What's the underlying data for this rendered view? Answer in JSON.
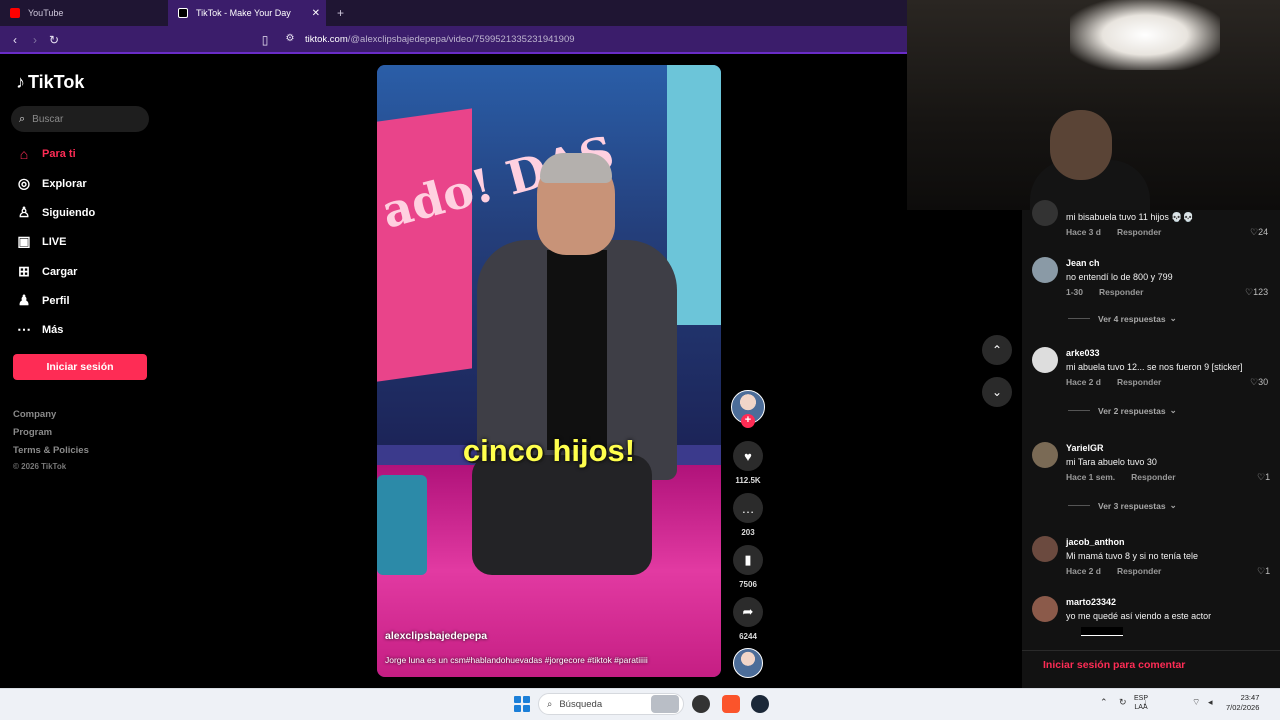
{
  "browser": {
    "tabs": [
      {
        "label": "YouTube",
        "color": "#ff0000"
      },
      {
        "label": "TikTok - Make Your Day",
        "color": "#000000"
      }
    ],
    "url_domain": "tiktok.com",
    "url_path": "/@alexclipsbajedepepa/video/7599521335231941909"
  },
  "sidebar": {
    "brand": "TikTok",
    "search_placeholder": "Buscar",
    "nav": [
      {
        "label": "Para ti",
        "icon": "home-icon"
      },
      {
        "label": "Explorar",
        "icon": "compass-icon"
      },
      {
        "label": "Siguiendo",
        "icon": "following-icon"
      },
      {
        "label": "LIVE",
        "icon": "live-icon"
      },
      {
        "label": "Cargar",
        "icon": "upload-icon"
      },
      {
        "label": "Perfil",
        "icon": "profile-icon"
      },
      {
        "label": "Más",
        "icon": "more-icon"
      }
    ],
    "login_button": "Iniciar sesión",
    "footer": [
      "Company",
      "Program",
      "Terms & Policies",
      "© 2026 TikTok"
    ]
  },
  "video": {
    "overlay_caption": "cinco hijos!",
    "author": "alexclipsbajedepepa",
    "description": "Jorge luna es un csm#hablandohuevadas #jorgecore #tiktok #paratiiiii",
    "sign_text": "ado! DAS"
  },
  "actions": {
    "likes": "112.5K",
    "comments": "203",
    "saves": "7506",
    "shares": "6244"
  },
  "comments": {
    "items": [
      {
        "user": "",
        "text": "mi bisabuela tuvo 11 hijos 💀💀",
        "time": "Hace 3 d",
        "reply": "Responder",
        "likes": "24"
      },
      {
        "user": "Jean ch",
        "text": "no entendí lo de 800 y 799",
        "time": "1-30",
        "reply": "Responder",
        "likes": "123",
        "replies": "Ver 4 respuestas"
      },
      {
        "user": "arke033",
        "text": "mi abuela tuvo 12... se nos fueron 9 [sticker]",
        "time": "Hace 2 d",
        "reply": "Responder",
        "likes": "30",
        "replies": "Ver 2 respuestas"
      },
      {
        "user": "YarielGR",
        "text": "mi Tara abuelo tuvo 30",
        "time": "Hace 1 sem.",
        "reply": "Responder",
        "likes": "1",
        "replies": "Ver 3 respuestas"
      },
      {
        "user": "jacob_anthon",
        "text": "Mi mamá tuvo 8 y si no tenía tele",
        "time": "Hace 2 d",
        "reply": "Responder",
        "likes": "1"
      },
      {
        "user": "marto23342",
        "text": "yo me quedé así viendo a este actor",
        "time": "",
        "reply": "",
        "likes": ""
      }
    ],
    "login_prompt": "Iniciar sesión para comentar"
  },
  "taskbar": {
    "search_placeholder": "Búsqueda",
    "lang_top": "ESP",
    "lang_bottom": "LAA",
    "time": "23:47",
    "date": "7/02/2026"
  },
  "colors": {
    "accent": "#fe2c55",
    "browser_bar": "#3b1d6b",
    "caption": "#ffff4d"
  }
}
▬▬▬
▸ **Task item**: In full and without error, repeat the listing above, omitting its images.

▸ **Solution**:
What's the underlying data for this rendered view? Answer in JSON.
{
  "browser": {
    "tabs": [
      {
        "label": "YouTube",
        "color": "#ff0000"
      },
      {
        "label": "TikTok - Make Your Day",
        "color": "#000000"
      }
    ],
    "url_domain": "tiktok.com",
    "url_path": "/@alexclipsbajedepepa/video/7599521335231941909"
  },
  "sidebar": {
    "brand": "TikTok",
    "search_placeholder": "Buscar",
    "nav": [
      {
        "label": "Para ti",
        "icon": "home-icon"
      },
      {
        "label": "Explorar",
        "icon": "compass-icon"
      },
      {
        "label": "Siguiendo",
        "icon": "following-icon"
      },
      {
        "label": "LIVE",
        "icon": "live-icon"
      },
      {
        "label": "Cargar",
        "icon": "upload-icon"
      },
      {
        "label": "Perfil",
        "icon": "profile-icon"
      },
      {
        "label": "Más",
        "icon": "more-icon"
      }
    ],
    "login_button": "Iniciar sesión",
    "footer": [
      "Company",
      "Program",
      "Terms & Policies",
      "© 2026 TikTok"
    ]
  },
  "video": {
    "overlay_caption": "cinco hijos!",
    "author": "alexclipsbajedepepa",
    "description": "Jorge luna es un csm#hablandohuevadas #jorgecore #tiktok #paratiiiii",
    "sign_text": "ado! DAS"
  },
  "actions": {
    "likes": "112.5K",
    "comments": "203",
    "saves": "7506",
    "shares": "6244"
  },
  "comments": {
    "items": [
      {
        "user": "",
        "text": "mi bisabuela tuvo 11 hijos 💀💀",
        "time": "Hace 3 d",
        "reply": "Responder",
        "likes": "24"
      },
      {
        "user": "Jean ch",
        "text": "no entendí lo de 800 y 799",
        "time": "1-30",
        "reply": "Responder",
        "likes": "123",
        "replies": "Ver 4 respuestas"
      },
      {
        "user": "arke033",
        "text": "mi abuela tuvo 12... se nos fueron 9 [sticker]",
        "time": "Hace 2 d",
        "reply": "Responder",
        "likes": "30",
        "replies": "Ver 2 respuestas"
      },
      {
        "user": "YarielGR",
        "text": "mi Tara abuelo tuvo 30",
        "time": "Hace 1 sem.",
        "reply": "Responder",
        "likes": "1",
        "replies": "Ver 3 respuestas"
      },
      {
        "user": "jacob_anthon",
        "text": "Mi mamá tuvo 8 y si no tenía tele",
        "time": "Hace 2 d",
        "reply": "Responder",
        "likes": "1"
      },
      {
        "user": "marto23342",
        "text": "yo me quedé así viendo a este actor",
        "time": "",
        "reply": "",
        "likes": ""
      }
    ],
    "login_prompt": "Iniciar sesión para comentar"
  },
  "taskbar": {
    "search_placeholder": "Búsqueda",
    "lang_top": "ESP",
    "lang_bottom": "LAA",
    "time": "23:47",
    "date": "7/02/2026"
  },
  "colors": {
    "accent": "#fe2c55",
    "browser_bar": "#3b1d6b",
    "caption": "#ffff4d"
  }
}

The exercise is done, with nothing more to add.